Nelson Schwartz of the New York Times, who spoke to Stein as well as a number of senior leaders in law and financial services firms, reports that the day of involuntary retirement is fast approaching for many senior leaders, many of whom want to hang on to their jobs a while longer.
Reluctance to exit is understandable. Many senior leaders define themselves by their jobs. Senior executives especially grow accustomed to the perks that come with the job. But it’s not the corporate jet they’ll miss the most when they leave. People in power miss being in power. No longer will their phone calls be returned nor will people stop them in the halls to ask their advice. In retiring, they lose what they treasure most: influence.
That is why Stein’s dictum is so pertinent to today’s emerging leaders. Prepare for the future now. There is a misperception that legacy is something reserved for the CEO and his or her team in their last year at the top. No, you begin to create your legacy your first day on the job — and you build on it with every accomplishment over your career. (You also scuff up that legacy with mistakes you make, too.)
A great many organizations invest a significant amount of money in trying to improve themselves. This commitment to getting better is laudable, but many times organizations overlook something within their organization that, when tapped, can sharpen focus, tighten alignment, hone execution, and — in the process — deliver better results. It’s called purpose.
While a veritable tsunami of resources — many of them first-rate — exist to help individuals discover purpose, a mere trickle of resources are available to help organizations discover theirs. This dichotomy led me to research ways to help organizations discover their purpose, and upon discovering it find ways to put it to good use. The result is Lead With Purpose, Giving Your Organization a Reason to Believe in Itself.
Purpose, as savvy leaders know, is the foundation for creating vision, executing the mission, and abiding by the values of an organization. Culture emerges from purposeful organizations, because purpose is what shapes individual’s beliefs and organizational norms. That foundation is essential, because it opens the door for organizations to do four important things, all of which are vital to success:
Customer service is something that is a reflection of corporate values.
Good service is a reflection of good values. When an employee says that management makes it easy to do what’s right, it means they are teaching employees to put customers first and, most importantly, backing it up by example.
Organizations whose cultures place a premium on doing what’s right are organizations for which employees want to work and customers want to patronize.
“If you want to get along, you have to go along,” was the advice legendary Speaker of the House Sam Rayburn gave to members of Congress. It was the mantra by which he governed the House of Representatives.
While Rayburn’s adage is focused on what it takes to succeed within a legislative body, it applies equally to functioning successfully with colleagues in any organization. The nut of Rayburn’s words mean you have to learn to give a little to get something in return: In other words, you have to compromise.

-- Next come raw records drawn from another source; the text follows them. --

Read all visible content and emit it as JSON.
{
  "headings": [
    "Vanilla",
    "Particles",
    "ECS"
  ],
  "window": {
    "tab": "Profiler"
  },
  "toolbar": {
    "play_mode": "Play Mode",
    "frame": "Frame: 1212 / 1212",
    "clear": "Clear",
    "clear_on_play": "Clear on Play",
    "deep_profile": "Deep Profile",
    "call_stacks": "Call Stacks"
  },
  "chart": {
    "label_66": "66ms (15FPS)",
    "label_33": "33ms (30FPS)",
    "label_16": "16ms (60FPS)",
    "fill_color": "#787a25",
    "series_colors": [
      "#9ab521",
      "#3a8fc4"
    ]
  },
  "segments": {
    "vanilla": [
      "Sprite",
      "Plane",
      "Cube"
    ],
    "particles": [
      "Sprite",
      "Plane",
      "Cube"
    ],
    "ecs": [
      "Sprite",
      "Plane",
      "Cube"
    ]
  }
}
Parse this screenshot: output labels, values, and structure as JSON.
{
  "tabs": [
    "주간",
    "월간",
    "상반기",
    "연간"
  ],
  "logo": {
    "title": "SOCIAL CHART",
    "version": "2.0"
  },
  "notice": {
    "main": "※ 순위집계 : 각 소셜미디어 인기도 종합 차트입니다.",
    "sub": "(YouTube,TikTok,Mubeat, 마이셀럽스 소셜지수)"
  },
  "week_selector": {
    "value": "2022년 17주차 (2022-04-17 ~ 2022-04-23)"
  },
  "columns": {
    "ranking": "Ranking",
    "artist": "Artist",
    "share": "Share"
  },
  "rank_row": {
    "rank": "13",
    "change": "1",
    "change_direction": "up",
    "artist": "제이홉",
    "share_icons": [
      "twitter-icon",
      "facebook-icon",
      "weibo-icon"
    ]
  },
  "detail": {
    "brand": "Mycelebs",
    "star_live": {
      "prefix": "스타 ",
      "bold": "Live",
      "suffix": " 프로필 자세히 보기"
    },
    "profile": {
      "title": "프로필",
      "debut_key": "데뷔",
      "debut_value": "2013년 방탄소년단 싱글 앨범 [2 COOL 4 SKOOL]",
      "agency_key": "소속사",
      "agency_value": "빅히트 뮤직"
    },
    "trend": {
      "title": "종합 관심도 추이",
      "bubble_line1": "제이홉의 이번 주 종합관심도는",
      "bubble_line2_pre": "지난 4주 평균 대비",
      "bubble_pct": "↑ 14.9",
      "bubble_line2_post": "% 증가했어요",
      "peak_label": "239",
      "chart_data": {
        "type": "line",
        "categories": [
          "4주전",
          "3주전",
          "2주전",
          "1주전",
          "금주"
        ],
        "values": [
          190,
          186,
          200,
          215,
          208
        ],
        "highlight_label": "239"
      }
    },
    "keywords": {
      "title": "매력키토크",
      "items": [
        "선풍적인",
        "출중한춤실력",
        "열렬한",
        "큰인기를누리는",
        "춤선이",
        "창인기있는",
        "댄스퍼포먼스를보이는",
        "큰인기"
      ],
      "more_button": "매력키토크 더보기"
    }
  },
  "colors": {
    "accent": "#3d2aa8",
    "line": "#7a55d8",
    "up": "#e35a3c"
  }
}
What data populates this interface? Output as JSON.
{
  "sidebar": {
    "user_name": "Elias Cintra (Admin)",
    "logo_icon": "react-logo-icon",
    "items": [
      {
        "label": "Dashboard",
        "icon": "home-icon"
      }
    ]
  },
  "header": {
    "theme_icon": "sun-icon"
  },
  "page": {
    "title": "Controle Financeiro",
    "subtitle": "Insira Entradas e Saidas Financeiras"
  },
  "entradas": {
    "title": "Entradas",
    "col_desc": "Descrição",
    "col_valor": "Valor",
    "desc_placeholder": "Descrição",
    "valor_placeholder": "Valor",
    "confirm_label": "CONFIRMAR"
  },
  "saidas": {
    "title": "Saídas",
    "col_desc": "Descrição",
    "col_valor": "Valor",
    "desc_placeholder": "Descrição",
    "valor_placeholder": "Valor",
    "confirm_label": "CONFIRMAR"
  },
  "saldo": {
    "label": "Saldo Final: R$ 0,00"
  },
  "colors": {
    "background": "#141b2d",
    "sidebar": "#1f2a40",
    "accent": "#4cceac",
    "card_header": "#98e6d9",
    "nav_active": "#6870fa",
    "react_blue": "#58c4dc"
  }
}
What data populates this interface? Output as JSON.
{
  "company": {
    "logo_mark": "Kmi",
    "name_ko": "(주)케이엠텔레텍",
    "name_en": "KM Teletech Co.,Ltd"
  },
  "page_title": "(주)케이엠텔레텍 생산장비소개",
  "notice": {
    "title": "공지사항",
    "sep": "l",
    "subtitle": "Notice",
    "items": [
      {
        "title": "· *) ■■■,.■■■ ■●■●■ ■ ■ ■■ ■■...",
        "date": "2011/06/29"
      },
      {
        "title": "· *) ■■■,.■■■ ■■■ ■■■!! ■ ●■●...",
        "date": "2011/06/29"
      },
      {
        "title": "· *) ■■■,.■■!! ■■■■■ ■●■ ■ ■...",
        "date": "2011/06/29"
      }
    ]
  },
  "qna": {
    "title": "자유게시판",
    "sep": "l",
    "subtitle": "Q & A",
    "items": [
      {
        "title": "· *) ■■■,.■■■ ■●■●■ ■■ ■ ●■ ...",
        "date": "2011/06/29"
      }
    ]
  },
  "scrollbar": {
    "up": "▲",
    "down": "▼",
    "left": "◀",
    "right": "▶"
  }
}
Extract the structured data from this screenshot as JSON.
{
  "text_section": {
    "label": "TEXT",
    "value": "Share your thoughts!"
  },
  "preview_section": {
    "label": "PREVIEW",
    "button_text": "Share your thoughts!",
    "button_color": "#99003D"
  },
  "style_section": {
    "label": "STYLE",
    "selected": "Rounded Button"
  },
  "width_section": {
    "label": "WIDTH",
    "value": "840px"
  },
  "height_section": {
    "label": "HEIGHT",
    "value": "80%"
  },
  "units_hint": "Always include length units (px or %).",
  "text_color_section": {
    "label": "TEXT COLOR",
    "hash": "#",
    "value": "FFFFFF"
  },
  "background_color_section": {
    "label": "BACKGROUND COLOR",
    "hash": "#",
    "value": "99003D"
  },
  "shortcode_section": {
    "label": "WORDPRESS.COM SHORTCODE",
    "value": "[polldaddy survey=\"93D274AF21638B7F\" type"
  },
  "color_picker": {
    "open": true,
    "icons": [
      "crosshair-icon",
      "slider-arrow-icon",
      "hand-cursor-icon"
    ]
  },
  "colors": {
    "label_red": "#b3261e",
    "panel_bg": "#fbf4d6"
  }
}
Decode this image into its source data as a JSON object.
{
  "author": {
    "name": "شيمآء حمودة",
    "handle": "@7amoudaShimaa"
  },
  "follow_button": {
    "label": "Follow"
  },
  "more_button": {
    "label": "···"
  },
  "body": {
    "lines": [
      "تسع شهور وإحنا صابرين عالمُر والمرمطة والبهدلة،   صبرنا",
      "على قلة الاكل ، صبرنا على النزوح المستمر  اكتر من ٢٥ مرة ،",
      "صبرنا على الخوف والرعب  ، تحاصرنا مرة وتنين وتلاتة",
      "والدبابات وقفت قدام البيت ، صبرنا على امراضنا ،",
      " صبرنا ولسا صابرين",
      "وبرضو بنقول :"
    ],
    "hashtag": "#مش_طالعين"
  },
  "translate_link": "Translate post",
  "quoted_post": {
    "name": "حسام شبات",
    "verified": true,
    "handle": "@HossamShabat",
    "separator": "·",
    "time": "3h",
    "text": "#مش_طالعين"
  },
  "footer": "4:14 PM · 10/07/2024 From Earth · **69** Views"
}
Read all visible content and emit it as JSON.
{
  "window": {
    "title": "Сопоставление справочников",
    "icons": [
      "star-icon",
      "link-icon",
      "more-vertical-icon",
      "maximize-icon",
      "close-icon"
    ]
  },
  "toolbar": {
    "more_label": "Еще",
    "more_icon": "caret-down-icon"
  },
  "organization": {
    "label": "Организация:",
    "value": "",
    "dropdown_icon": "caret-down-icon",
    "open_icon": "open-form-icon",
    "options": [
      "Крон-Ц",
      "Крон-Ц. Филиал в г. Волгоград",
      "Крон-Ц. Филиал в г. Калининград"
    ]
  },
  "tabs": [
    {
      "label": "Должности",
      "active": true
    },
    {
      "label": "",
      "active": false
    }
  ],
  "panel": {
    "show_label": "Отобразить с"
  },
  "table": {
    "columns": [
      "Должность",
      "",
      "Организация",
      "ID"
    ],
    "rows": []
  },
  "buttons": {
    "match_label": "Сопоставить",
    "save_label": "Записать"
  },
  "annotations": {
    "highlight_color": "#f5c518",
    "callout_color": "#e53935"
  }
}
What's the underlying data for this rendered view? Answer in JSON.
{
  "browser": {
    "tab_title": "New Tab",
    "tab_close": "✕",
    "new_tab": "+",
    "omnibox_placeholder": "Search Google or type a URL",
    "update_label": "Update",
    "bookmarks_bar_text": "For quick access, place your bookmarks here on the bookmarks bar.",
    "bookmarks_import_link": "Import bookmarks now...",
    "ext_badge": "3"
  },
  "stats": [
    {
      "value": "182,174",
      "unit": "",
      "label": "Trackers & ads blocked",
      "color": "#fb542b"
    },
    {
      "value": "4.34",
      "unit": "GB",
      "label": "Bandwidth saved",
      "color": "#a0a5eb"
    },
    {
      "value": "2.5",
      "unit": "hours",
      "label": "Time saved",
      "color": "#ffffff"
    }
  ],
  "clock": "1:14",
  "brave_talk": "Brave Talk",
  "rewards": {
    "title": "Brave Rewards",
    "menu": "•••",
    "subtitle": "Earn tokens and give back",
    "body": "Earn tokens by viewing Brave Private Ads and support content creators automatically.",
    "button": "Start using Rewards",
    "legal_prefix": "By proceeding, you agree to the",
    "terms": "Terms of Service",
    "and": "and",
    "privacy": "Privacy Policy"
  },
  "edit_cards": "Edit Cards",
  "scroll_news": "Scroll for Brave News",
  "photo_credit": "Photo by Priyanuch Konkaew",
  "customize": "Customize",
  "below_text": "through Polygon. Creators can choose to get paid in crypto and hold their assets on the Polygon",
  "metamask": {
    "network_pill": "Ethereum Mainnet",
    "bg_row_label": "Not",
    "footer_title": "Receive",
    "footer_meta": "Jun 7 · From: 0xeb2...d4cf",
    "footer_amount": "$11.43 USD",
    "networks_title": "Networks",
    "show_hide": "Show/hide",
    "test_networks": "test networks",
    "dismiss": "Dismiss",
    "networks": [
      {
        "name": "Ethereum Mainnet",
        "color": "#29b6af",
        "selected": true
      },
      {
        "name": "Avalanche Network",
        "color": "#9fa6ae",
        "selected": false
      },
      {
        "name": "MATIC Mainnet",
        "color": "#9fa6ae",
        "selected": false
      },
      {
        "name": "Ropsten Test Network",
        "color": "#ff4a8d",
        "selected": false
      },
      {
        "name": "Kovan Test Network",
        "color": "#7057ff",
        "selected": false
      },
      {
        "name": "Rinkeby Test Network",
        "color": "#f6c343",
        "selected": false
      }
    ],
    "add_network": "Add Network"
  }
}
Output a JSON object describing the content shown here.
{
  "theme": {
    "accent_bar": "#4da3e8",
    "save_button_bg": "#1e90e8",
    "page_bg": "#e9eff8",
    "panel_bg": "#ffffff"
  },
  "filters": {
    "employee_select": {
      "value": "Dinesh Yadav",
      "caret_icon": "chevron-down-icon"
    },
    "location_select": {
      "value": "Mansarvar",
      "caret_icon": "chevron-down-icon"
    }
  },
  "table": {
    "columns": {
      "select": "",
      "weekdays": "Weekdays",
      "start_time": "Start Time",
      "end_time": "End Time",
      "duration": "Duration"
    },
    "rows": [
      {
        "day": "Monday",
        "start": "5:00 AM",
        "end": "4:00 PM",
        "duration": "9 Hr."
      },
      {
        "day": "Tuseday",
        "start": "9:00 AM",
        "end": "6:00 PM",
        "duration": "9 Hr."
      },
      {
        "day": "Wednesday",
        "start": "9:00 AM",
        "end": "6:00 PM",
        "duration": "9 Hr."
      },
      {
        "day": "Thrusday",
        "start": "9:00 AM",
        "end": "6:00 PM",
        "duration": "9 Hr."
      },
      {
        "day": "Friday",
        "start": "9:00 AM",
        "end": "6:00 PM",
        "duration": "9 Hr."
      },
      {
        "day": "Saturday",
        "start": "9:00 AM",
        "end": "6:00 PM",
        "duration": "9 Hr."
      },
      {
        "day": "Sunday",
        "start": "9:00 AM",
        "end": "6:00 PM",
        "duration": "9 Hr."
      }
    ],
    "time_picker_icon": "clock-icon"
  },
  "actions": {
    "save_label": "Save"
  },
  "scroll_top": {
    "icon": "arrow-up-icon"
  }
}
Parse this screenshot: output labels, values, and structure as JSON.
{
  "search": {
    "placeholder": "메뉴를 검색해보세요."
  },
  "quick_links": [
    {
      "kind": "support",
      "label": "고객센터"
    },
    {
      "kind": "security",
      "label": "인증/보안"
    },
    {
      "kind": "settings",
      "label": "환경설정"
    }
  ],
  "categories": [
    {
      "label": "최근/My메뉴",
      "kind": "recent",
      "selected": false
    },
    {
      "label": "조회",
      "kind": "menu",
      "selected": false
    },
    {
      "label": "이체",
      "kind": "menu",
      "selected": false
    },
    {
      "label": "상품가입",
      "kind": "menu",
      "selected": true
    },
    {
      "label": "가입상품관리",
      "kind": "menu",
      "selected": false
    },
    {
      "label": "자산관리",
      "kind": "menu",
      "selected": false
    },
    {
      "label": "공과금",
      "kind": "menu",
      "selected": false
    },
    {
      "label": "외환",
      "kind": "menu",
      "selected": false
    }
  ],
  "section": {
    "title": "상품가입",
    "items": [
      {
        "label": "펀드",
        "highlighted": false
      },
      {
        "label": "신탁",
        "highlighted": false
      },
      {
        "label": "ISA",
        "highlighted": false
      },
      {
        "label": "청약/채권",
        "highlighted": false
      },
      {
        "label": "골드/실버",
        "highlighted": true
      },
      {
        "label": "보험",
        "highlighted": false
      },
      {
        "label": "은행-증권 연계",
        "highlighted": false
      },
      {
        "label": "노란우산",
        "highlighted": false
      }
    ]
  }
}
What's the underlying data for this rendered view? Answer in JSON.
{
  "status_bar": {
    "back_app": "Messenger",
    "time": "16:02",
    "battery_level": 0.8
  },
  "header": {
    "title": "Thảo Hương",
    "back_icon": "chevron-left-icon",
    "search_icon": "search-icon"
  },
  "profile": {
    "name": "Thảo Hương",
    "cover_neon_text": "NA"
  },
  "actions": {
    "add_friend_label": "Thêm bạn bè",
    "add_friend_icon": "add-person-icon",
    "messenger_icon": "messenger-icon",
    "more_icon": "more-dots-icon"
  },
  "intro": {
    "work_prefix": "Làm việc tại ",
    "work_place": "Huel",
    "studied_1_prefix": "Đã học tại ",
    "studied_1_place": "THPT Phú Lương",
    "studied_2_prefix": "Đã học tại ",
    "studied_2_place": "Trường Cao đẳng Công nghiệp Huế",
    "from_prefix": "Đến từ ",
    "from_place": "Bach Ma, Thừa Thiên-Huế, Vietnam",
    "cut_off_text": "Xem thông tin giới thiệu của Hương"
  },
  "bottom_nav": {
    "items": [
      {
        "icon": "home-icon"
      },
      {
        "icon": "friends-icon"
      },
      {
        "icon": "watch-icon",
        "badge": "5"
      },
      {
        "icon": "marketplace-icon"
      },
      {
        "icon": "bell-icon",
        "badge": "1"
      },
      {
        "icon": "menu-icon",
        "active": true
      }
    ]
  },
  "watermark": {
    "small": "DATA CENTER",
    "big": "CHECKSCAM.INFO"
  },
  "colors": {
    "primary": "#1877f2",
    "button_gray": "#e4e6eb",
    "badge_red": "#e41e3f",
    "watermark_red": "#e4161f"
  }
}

Today, I see too many people who see compromise as a bad thing, an abandonment of principle. In reality, a willingness to compromise is a sign of great conviction: the conviction that the organization comes first.
As easy as that sounds, it is remarkably hard to adopt.